Friday may be the getaway day before Memorial Day Weekend, but Republicans aren’t letting Nikki Fried get away with the last word in response to a court case involving Florida’s marijuana industry.
Both the Lieutenant Governor and the Republican Party of Florida offered terse but like-minded commentaries on Fried’s unhappiness with a Supreme Court decision upholding vertical integration in the cannabis space.
“Former marijuana lobbyist (Nikki Fried) is mad that the Florida Supreme Court rejected a challenge to the states medical marijuana law? Shocking,” tweeted Lt. Gov. Jeanette M. Núñez.
The Republican Party of Florida went further, saying Fried “is a hypocrite.”
“As a pot lobbyist, she pushed for this legislation and as Agriculture Commissioner her fiancé and family profit from it,” they said.
The ad hominem attacks were rooted in association to some degree. Fried’s fiance’, Jake Bergmann, was the founder and CEO of Surterra Wellness, a multi-state operator with a robust Florida presence. Fried’s sister, Jennifer Fried, is a regional sales manager for Muv. The Commissioner is personally staked in the cannabis industry with stock in one medical marijuana treatment company.
The Republican reactions did not respond to the substance of Fried’s critique, which was consistent with her previous criticism of vertical integration as a candidate and Commissioner.
“This ruling by our Republican-dominated Supreme Court further entrenches Florida’s unfair, unconstitutional medical marijuana system put in place by our Republican-dominated Legislature. This status quo helps absolutely no one except the 22 medical marijuana companies in Florida at the expense of patients,” Fried said Friday.
“Unlike hemp’s open, horizontal market in Florida that provides opportunity to everyone, Florida’s medical marijuana industry will remain closed-off, restricting freedom of opportunity, weakening the free market, and leading to ever-higher prices for patients. If we’re applying the law to medical marijuana, then it’s past time to grant the licenses that Black farmers and our citrus industry deserve and the law requires,” Fried added.

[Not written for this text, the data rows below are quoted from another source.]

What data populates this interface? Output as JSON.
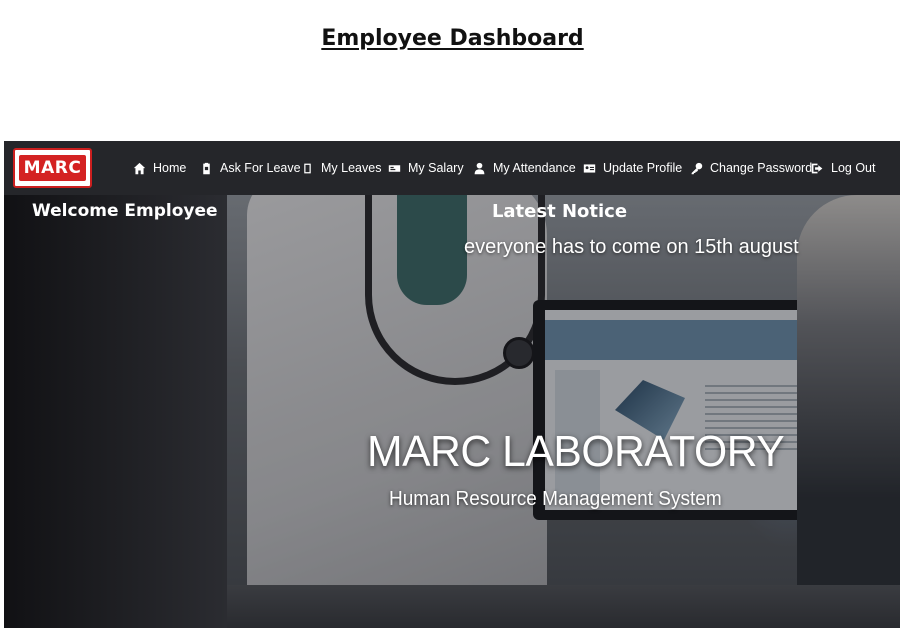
{
  "document": {
    "title": "Employee Dashboard"
  },
  "navbar": {
    "logo_text": "MARC",
    "items": [
      {
        "label": "Home",
        "icon": "home-icon"
      },
      {
        "label": "Ask For Leave",
        "icon": "clipboard-icon"
      },
      {
        "label": "My Leaves",
        "icon": "placeholder-icon"
      },
      {
        "label": "My Salary",
        "icon": "money-icon"
      },
      {
        "label": "My Attendance",
        "icon": "user-icon"
      },
      {
        "label": "Update Profile",
        "icon": "id-card-icon"
      },
      {
        "label": "Change Password",
        "icon": "key-icon"
      },
      {
        "label": "Log Out",
        "icon": "logout-icon"
      }
    ]
  },
  "sidebar": {
    "welcome": "Welcome Employee"
  },
  "notice": {
    "title": "Latest Notice",
    "text": "everyone has to come on 15th august"
  },
  "hero": {
    "brand": "MARC LABORATORY",
    "subtitle": "Human Resource Management System"
  },
  "colors": {
    "logo_red": "#d42222",
    "navbar_bg": "#25262a",
    "text": "#ffffff"
  }
}
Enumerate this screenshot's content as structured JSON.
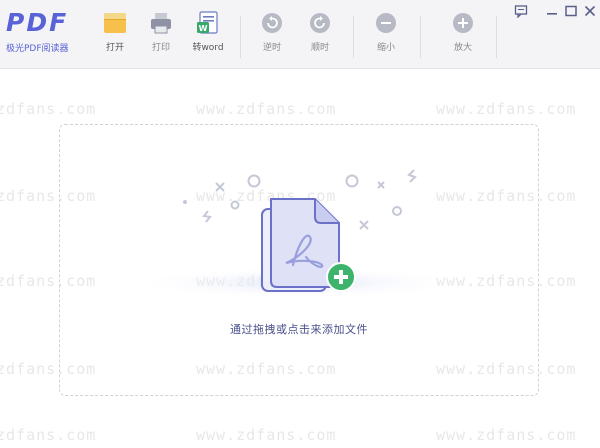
{
  "app": {
    "logo_text": "PDF",
    "logo_subtitle": "极光PDF阅读器",
    "accent": "#5a62d8"
  },
  "toolbar": {
    "buttons": [
      {
        "label": "打开",
        "icon": "folder-icon"
      },
      {
        "label": "打印",
        "icon": "printer-icon"
      },
      {
        "label": "转word",
        "icon": "word-convert-icon"
      },
      {
        "label": "逆时",
        "icon": "rotate-ccw-icon"
      },
      {
        "label": "顺时",
        "icon": "rotate-cw-icon"
      },
      {
        "label": "缩小",
        "icon": "zoom-out-icon"
      },
      {
        "label": "放大",
        "icon": "zoom-in-icon"
      }
    ]
  },
  "window_controls": [
    "feedback-icon",
    "minimize-icon",
    "maximize-icon",
    "close-icon"
  ],
  "main": {
    "drop_hint": "通过拖拽或点击来添加文件",
    "add_badge_color": "#3db36b"
  },
  "watermark": {
    "text": "www.zdfans.com",
    "text_short": "zdfans.com"
  }
}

Regardless of the political back and forth, Fried’s position on vertical integration is academic, given the Supreme Court’s unambiguous assertion of legislative prerogative to regulate the industry voters approved in 2016 with the ratification of that year’s Amendment 2.
The 54-page ruling offered a sobering message to the Florigrown challenge to the law’s implementation, upholding the current structure of the booming cannabis industry, which compels participants to cultivate, process, and sell their own in-house product and disallows the more freewheeling approaches in other state-level cannabis markets.

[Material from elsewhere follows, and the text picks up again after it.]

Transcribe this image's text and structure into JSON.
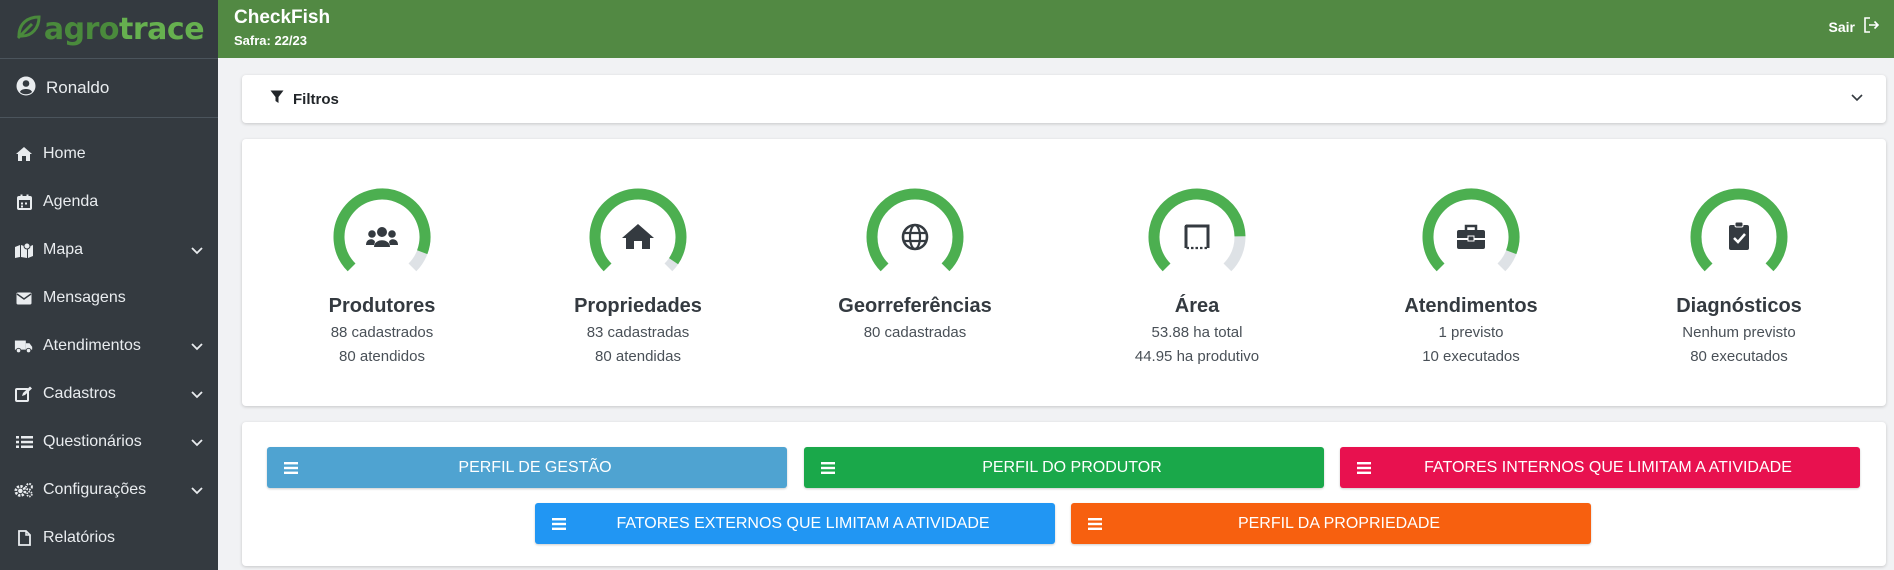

The court rejected the lower courts’ contention that there was a conflict between 2016’s Amendment 2, which authorized the medical cannabis program, and statute passed governing it, saying “the Amendment expressly left the Legislature its authority to enact the legislative framework.”
The only recourse for Fried may be in a ballot challenge to Gov. Ron DeSantis, but one recent poll suggests she will have a hard enough time clearing the Primary. A survey released this week by St. Pete Polls shows Fried behind former Gov. Charlie Crist, 55% to 22%.